Underbelly Uncut has been released under stringent conditions, to comply with the current bans in Victoria.

Victorian Supreme Court Justice Betty King banned the multimillion-dollar series from screening in Victoria in February, saying it could prejudice a murder trial.

The DVD has been banned from being sold over the internet by retailers and all packaging and promotional material will be marked “Not for Sale, Distribution or Exhibition in Victoria”.

"We are just putting the framework in place so that we are not condoning consumers from Victoria buying the DVD," Mr Bryans said.

"Not being able to sell it in Victoria limits the potential for the DVD, but there is plenty of interest in the other states."

However, Victorians might not have to wait too long to see the series.

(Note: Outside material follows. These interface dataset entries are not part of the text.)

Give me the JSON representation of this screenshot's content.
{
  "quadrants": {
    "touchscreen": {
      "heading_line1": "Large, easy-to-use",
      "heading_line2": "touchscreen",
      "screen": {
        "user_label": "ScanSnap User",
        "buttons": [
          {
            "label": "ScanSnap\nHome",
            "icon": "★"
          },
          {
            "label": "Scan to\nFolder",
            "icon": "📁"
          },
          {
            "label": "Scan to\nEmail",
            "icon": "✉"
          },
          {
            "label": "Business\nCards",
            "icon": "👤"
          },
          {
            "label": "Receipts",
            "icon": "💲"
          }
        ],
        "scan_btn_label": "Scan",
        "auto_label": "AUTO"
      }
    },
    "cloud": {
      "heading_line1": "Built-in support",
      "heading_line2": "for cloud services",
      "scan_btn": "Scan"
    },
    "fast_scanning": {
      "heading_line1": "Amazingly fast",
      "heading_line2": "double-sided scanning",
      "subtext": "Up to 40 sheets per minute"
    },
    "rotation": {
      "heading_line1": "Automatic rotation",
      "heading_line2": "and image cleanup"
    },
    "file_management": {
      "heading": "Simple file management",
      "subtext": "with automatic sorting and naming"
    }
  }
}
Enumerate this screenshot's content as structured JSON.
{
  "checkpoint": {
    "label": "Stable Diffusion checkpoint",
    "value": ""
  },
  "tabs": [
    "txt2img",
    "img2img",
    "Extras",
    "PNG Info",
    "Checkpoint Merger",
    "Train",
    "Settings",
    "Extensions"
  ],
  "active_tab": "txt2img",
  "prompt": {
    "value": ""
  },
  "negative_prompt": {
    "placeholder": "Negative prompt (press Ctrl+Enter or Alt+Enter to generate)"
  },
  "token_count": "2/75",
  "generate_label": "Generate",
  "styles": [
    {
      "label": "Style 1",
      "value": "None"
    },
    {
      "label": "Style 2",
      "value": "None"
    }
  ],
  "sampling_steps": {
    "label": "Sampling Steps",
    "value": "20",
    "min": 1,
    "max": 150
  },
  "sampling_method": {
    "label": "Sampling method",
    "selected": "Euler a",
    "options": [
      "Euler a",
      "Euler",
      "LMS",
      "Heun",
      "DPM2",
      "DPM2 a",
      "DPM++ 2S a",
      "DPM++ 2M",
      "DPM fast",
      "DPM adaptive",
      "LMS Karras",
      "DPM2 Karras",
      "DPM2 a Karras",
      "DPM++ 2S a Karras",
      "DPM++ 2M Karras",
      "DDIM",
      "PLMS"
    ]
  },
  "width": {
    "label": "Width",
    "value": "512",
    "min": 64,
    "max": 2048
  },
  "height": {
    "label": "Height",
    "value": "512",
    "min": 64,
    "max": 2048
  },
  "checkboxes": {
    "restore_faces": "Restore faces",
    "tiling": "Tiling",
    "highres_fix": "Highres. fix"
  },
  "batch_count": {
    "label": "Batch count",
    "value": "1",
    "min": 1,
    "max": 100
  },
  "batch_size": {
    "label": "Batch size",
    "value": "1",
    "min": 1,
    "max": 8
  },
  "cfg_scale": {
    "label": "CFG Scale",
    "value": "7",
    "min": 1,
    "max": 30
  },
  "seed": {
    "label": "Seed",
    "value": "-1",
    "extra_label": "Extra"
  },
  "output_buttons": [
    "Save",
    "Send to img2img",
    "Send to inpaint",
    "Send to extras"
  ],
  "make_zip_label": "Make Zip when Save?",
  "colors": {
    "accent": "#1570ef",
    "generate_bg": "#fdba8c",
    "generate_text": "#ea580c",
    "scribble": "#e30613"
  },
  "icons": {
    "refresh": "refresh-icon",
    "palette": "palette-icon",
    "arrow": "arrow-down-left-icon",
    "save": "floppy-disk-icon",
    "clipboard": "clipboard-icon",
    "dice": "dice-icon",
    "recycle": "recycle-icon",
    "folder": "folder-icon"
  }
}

The Nine Network could screen hit gangland drama in Victoria as early as next week, when the murder trial preventing it from being shown in the state is expected to conclude.

The order will end when a verdict is reached in the trial of alleged underworld killer Evangelos Goussis, who is accused of killing gangland figure Lewis Moran.

Once the jury deliver its verdict, Nine will be free to screen the show - although an application to extend the ban may be made.

Concerns have already been raised that screening the program could affect the trial of underworld figure Tony Mokbel and an appeal by Carl Williams.

But Mokbel's former lawyer Mirko Bagaric said the drugs fugitive had already received so much negative publicity that it would not matter if Underbelly screened.

Nine refused to comment.

By Michael Harry, Daniel Fogary
May 08, 2008
The Advertiser